Irene Koehler first put words to this sin for me. In her blog, “Connecting Twitter to LinkedIn: Just Say No,” she gives an impassioned argument on why you shouldn’t have your tweets automatically post to LinkedIn. I can’t agree with her enough on this and it also goes for doing the same with linking tweets to Facebook. It is not uncommon that if you are following someone in one Social Media, you follow them other places. They are all different communication methods and the last thing I really want to do is see the exact same post in LinkedIn, Twitter and Facebook.
More importantly, LinkedIn is about professional status and networking. I do not need to know where you just had dinner. I’ve removed people from my LinkedIn network for this.
Related to this is Foursquare. I’m not on Foursquare. I don’t want to be on Foursquare and I absolutely don’t care if you just became mayor of Costco. If I want to follow your Foursquare progress, I can add a Foursquare thread to my Tweetdeck.
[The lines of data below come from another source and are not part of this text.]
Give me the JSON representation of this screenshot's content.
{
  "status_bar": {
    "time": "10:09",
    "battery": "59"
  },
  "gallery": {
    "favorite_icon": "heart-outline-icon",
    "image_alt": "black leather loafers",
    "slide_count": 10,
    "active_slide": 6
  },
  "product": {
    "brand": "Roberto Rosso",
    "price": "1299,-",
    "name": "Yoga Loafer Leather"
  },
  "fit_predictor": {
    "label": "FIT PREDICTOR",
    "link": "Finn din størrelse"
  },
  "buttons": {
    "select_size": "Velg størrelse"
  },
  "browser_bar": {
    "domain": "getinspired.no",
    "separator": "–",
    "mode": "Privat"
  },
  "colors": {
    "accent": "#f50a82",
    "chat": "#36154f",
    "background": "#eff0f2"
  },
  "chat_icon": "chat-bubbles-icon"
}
I’ve unfollowed people who tweet their Foursquare.
Sin #3: Twitter is not a bulletin board
Tim points out this sin wonderfully well, but I’d like to offer up an analogy of what is going on here.
I walk into a coffee shop. Ignoring all the patrons in the shop I wander over to the bulletin board and tack up my lost dog poster. Then I walk out of the coffee shop and go repeat the process at a half dozen other shops. Meanwhile, back in the coffee shop, a lady finishes paying for her coffees and heads out to her car where her husband waits. I helpfully hold open the door for her, before heading off to my next place to post flyers. When she gets into the car, she asks her husband “so should we make flyers for this found dog?” The dog in the back seat just wags his tail.
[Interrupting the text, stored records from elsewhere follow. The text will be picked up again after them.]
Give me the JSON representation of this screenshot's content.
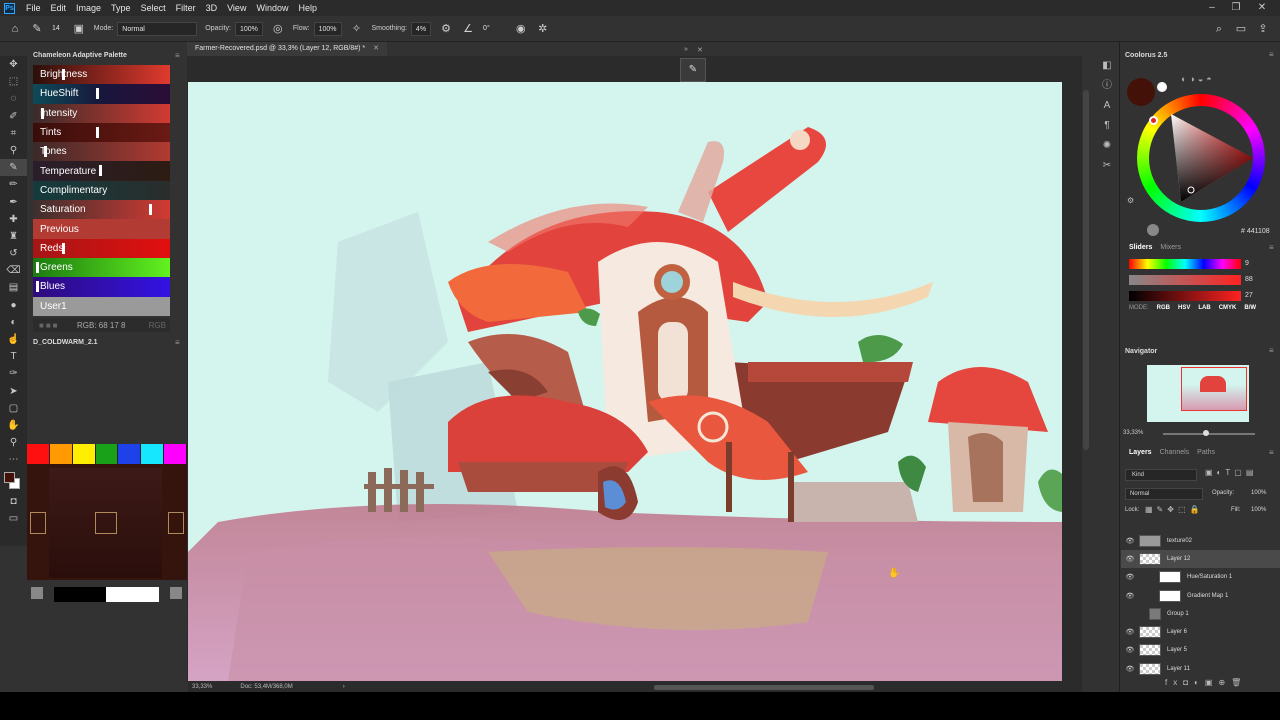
{
  "menubar": {
    "logo": "Ps",
    "items": [
      "File",
      "Edit",
      "Image",
      "Type",
      "Select",
      "Filter",
      "3D",
      "View",
      "Window",
      "Help"
    ]
  },
  "options": {
    "brush_size": "14",
    "mode_label": "Mode:",
    "mode_value": "Normal",
    "opacity_label": "Opacity:",
    "opacity_value": "100%",
    "flow_label": "Flow:",
    "flow_value": "100%",
    "smoothing_label": "Smoothing:",
    "smoothing_value": "4%",
    "angle_value": "0°"
  },
  "document": {
    "tab_title": "Farmer-Recovered.psd @ 33,3% (Layer 12, RGB/8#) *",
    "zoom": "33,33%",
    "doc_size": "Doc: 53,4M/368,0M"
  },
  "chameleon": {
    "title": "Chameleon Adaptive Palette",
    "rows": [
      {
        "label": "Brightness",
        "colors": [
          "#2b0f0b",
          "#e03a2e"
        ],
        "marker": 0.21
      },
      {
        "label": "HueShift",
        "colors": [
          "#0d4b58",
          "#18163c",
          "#2c0d37"
        ],
        "marker": 0.46
      },
      {
        "label": "Intensity",
        "colors": [
          "#3a2b2a",
          "#d13b33"
        ],
        "marker": 0.06
      },
      {
        "label": "Tints",
        "colors": [
          "#3a0d0a",
          "#6b1a14"
        ],
        "marker": 0.46
      },
      {
        "label": "Tones",
        "colors": [
          "#3b2a29",
          "#b23a32"
        ],
        "marker": 0.08
      },
      {
        "label": "Temperature",
        "colors": [
          "#2b1e2c",
          "#2c1c13"
        ],
        "marker": 0.48
      },
      {
        "label": "Complimentary",
        "colors": [
          "#143b3d",
          "#2a2d2c"
        ],
        "marker": null
      },
      {
        "label": "Saturation",
        "colors": [
          "#3c2f2e",
          "#d23a33"
        ],
        "marker": 0.85
      },
      {
        "label": "Previous",
        "colors": [
          "#b23b33",
          "#b23b33"
        ],
        "marker": null
      },
      {
        "label": "Reds",
        "colors": [
          "#a51616",
          "#e30f0f"
        ],
        "marker": 0.21
      },
      {
        "label": "Greens",
        "colors": [
          "#1b7a10",
          "#62f21f"
        ],
        "marker": 0.02
      },
      {
        "label": "Blues",
        "colors": [
          "#2f0a7b",
          "#3313e3"
        ],
        "marker": 0.02
      },
      {
        "label": "User1",
        "colors": [
          "#9a9a9a",
          "#9a9a9a"
        ],
        "marker": null
      }
    ],
    "status": "RGB: 68 17 8",
    "status_right": "RGB"
  },
  "palette_panel": {
    "title": "D_COLDWARM_2.1",
    "swatches": [
      "#ff1010",
      "#ff9a00",
      "#ffee00",
      "#1aa11a",
      "#1f42e8",
      "#17e6ff",
      "#ff00ff"
    ]
  },
  "coolorus": {
    "title": "Coolorus 2.5",
    "hex": "# 441108"
  },
  "sliders": {
    "tabs": [
      "Sliders",
      "Mixers"
    ],
    "values": [
      "9",
      "88",
      "27"
    ],
    "modes": [
      "MODE:",
      "RGB",
      "HSV",
      "LAB",
      "CMYK",
      "B/W"
    ]
  },
  "navigator": {
    "title": "Navigator",
    "zoom": "33,33%"
  },
  "layers": {
    "tabs": [
      "Layers",
      "Channels",
      "Paths"
    ],
    "kind": "Kind",
    "blend": "Normal",
    "opacity_label": "Opacity:",
    "opacity": "100%",
    "lock_label": "Lock:",
    "fill_label": "Fill:",
    "fill": "100%",
    "items": [
      {
        "name": "texture02",
        "selected": false
      },
      {
        "name": "Layer 12",
        "selected": true
      },
      {
        "name": "Hue/Saturation 1",
        "selected": false
      },
      {
        "name": "Gradient Map 1",
        "selected": false
      },
      {
        "name": "Group 1",
        "selected": false
      },
      {
        "name": "Layer 6",
        "selected": false
      },
      {
        "name": "Layer 5",
        "selected": false
      },
      {
        "name": "Layer 11",
        "selected": false
      }
    ]
  },
  "colors": {
    "foreground": "#441108",
    "background": "#ffffff",
    "canvas_bg": "#d4f4ee"
  }
}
Twitter is becoming the bulletin board of the internet. People don’t post to have conversations, they post to convey information. They use it as a sign post to their blogs (I have been guilty of this). Instead of being a destination, Twitter are the signs on the side of the freeway. Gas, Food, Lodging, Blog posts…
I maintain two Twitter accounts, one is for my professional project management and the other is a cross between personal and for my freelance fiction writing. As I examined my two accounts I found my professional account was filled with sign posts. Whether it was myself or the people I follow, the tweet feed was filled almost completely with posts to other places. There are no conversations. In contrast, my private feed is filled with dialogue, interaction and “community.”
Twitter has the potential to be a powerful communication medium. Unfortunately we are in danger of it turning into a mind numbing information pipe. Ever heard the expression, drinking from the fire hose?
Make Twitter, “cocktails with friends”, not, “drinking from the fire hose”.
Leave the Spam to the professionals: